Only the total should be returned: the number of lines in the data that hold the string "root".

Web page and app entries:
- Opening Delimiter -
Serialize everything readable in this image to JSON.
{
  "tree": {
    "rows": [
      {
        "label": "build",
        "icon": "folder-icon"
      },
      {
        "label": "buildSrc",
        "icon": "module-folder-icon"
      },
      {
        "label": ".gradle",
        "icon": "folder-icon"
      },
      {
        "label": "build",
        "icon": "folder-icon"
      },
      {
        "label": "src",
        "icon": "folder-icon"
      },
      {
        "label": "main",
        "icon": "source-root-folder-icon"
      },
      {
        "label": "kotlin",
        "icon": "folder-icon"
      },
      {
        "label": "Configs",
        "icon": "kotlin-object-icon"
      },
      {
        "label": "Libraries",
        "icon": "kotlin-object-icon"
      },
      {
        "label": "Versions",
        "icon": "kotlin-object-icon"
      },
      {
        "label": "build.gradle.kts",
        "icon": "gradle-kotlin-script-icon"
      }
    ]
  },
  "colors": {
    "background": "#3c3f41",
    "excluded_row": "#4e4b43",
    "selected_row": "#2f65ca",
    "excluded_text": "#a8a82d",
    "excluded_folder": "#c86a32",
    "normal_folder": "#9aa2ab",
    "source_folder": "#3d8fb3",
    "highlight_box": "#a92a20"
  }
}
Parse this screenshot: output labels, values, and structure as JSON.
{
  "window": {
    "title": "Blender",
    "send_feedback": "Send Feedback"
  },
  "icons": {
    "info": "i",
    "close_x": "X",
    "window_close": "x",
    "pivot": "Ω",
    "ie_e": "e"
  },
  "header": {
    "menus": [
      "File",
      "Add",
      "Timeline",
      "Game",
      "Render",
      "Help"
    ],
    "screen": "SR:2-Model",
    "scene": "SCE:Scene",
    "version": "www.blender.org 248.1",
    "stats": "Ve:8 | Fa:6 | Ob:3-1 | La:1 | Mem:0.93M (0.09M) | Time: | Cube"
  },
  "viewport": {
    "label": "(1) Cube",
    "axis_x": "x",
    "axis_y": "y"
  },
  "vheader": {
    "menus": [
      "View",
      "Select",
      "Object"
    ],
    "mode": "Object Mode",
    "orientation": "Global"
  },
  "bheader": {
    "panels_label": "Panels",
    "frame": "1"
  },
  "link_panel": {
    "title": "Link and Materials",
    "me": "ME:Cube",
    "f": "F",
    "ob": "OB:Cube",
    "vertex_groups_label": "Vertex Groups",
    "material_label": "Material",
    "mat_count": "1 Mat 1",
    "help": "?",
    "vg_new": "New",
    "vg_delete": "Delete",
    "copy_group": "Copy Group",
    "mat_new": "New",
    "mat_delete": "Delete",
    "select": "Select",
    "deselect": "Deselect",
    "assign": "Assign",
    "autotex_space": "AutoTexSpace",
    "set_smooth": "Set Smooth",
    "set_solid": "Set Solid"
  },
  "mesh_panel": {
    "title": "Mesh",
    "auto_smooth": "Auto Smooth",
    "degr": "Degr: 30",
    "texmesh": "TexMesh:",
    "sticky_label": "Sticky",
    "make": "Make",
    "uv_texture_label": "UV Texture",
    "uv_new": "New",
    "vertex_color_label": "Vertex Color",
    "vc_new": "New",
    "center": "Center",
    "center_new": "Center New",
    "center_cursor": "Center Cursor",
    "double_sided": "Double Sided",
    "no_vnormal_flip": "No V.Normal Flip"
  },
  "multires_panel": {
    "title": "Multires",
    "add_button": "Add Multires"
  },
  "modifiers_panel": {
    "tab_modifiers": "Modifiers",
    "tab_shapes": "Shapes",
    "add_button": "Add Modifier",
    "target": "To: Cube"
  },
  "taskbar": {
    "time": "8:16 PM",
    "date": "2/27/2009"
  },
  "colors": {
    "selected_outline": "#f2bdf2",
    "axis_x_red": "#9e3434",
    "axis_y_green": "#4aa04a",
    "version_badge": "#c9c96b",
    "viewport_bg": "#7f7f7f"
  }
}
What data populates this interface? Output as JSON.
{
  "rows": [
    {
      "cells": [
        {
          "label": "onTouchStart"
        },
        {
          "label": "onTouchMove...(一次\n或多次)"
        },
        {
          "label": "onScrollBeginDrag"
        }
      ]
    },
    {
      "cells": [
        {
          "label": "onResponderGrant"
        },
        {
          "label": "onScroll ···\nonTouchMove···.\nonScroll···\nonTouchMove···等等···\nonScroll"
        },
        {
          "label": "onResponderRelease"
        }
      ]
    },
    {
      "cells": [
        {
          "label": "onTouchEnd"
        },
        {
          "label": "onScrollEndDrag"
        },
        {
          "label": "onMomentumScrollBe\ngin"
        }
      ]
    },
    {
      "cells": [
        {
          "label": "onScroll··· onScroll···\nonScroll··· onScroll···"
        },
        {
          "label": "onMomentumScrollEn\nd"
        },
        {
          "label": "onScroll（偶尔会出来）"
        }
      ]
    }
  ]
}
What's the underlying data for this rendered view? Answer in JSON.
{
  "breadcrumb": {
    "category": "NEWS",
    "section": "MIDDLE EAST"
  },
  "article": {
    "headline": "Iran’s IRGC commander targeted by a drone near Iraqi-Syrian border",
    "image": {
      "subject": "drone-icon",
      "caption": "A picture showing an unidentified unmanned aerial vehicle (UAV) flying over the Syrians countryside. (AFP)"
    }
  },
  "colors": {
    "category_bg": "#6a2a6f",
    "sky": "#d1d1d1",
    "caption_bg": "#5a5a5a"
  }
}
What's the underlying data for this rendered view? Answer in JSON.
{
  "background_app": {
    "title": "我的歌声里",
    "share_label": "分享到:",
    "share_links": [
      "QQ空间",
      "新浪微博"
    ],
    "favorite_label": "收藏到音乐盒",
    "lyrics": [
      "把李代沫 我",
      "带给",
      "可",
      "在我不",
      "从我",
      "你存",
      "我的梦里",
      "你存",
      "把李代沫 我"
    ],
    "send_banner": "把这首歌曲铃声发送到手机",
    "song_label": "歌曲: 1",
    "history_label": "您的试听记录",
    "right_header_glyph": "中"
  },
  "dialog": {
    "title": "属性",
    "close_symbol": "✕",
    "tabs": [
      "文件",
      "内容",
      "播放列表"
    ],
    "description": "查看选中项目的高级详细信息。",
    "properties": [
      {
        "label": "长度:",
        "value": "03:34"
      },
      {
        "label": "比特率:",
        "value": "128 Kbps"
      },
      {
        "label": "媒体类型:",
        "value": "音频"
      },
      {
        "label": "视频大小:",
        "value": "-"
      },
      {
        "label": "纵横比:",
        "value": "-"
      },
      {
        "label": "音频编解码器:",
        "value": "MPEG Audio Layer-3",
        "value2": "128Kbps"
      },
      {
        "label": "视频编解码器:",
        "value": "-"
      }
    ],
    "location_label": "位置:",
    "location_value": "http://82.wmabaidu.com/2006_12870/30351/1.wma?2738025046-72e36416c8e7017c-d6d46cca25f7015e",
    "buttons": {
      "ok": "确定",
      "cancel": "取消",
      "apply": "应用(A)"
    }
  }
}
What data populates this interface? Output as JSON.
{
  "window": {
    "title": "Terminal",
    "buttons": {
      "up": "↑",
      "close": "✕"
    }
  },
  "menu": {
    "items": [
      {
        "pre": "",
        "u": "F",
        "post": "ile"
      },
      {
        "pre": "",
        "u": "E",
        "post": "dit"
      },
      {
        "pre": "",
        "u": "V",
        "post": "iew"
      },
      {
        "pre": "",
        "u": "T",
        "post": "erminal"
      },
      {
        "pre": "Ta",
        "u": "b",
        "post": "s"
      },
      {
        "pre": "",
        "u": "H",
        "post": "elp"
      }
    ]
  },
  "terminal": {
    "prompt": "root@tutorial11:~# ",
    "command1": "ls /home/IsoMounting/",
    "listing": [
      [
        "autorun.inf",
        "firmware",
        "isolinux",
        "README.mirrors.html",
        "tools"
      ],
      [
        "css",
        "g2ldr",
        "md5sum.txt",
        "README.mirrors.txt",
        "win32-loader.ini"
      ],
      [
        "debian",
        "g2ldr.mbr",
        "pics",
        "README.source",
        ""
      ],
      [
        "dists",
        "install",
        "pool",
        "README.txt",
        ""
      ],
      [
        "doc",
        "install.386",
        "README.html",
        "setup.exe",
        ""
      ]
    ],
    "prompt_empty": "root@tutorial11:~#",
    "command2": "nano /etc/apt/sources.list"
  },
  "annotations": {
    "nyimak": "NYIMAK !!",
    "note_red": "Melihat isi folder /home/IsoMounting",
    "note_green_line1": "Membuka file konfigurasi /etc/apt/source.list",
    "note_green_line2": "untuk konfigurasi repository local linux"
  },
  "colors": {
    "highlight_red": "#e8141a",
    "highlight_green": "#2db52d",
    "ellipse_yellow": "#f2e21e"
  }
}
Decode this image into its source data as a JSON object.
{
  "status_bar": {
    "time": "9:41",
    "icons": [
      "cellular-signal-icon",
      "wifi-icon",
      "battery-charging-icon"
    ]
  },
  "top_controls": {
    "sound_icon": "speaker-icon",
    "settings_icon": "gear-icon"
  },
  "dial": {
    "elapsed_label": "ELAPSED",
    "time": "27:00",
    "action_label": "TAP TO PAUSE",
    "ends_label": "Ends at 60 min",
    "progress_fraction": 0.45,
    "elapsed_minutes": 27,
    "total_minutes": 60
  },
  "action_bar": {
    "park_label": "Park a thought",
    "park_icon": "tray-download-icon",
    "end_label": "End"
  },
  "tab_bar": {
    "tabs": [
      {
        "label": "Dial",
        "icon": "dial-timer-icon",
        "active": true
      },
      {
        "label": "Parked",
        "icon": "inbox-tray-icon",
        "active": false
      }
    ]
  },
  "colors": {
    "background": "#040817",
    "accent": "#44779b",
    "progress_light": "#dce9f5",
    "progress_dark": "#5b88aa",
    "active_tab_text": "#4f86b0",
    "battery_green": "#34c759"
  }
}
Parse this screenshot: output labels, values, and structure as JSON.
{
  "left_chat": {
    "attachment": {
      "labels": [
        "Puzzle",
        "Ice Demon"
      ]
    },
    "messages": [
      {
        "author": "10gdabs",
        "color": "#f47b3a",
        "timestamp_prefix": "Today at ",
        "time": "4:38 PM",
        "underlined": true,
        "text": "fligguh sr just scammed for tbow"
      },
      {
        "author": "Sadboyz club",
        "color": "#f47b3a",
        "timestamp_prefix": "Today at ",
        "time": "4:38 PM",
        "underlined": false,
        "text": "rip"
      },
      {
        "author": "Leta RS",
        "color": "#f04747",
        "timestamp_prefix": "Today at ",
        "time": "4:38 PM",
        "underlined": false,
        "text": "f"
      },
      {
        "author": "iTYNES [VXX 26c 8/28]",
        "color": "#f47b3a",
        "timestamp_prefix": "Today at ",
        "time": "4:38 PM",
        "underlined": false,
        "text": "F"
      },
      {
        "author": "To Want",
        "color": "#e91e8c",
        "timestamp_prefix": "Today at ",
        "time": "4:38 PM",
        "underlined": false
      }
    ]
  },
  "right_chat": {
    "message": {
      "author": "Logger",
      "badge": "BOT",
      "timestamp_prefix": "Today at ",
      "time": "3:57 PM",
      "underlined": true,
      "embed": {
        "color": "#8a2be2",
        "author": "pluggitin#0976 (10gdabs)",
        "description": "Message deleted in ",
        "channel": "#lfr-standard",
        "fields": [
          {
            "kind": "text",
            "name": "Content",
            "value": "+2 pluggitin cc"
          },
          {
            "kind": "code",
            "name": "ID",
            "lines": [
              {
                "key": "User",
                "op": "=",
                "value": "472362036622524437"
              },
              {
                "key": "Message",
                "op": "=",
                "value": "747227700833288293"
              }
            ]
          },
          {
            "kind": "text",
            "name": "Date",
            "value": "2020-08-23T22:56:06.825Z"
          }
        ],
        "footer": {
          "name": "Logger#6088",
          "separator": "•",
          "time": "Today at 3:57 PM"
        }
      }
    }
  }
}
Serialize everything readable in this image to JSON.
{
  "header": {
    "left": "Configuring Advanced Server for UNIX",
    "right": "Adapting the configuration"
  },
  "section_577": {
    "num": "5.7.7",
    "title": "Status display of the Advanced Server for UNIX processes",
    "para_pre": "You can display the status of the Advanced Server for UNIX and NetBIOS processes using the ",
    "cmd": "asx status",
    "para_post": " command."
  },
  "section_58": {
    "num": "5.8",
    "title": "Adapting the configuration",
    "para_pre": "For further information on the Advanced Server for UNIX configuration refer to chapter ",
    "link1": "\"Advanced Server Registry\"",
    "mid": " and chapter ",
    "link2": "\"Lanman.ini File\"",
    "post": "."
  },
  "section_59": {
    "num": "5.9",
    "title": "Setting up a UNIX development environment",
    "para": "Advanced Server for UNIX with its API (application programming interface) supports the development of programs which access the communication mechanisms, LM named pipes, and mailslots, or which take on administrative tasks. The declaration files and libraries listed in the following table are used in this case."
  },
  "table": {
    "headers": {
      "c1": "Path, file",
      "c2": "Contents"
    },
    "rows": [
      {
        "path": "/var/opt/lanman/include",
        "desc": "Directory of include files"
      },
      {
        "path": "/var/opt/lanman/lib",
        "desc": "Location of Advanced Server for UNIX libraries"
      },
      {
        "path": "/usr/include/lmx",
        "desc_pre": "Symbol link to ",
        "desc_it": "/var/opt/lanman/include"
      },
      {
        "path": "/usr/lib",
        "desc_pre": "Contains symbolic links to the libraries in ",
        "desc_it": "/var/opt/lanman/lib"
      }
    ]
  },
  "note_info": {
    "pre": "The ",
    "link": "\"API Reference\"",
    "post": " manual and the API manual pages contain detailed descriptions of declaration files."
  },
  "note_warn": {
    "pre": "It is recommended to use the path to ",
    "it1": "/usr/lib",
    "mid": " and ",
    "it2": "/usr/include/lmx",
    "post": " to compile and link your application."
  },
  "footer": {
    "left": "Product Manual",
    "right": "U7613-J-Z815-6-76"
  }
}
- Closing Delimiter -
**ANSWER FOR THE TASK**
3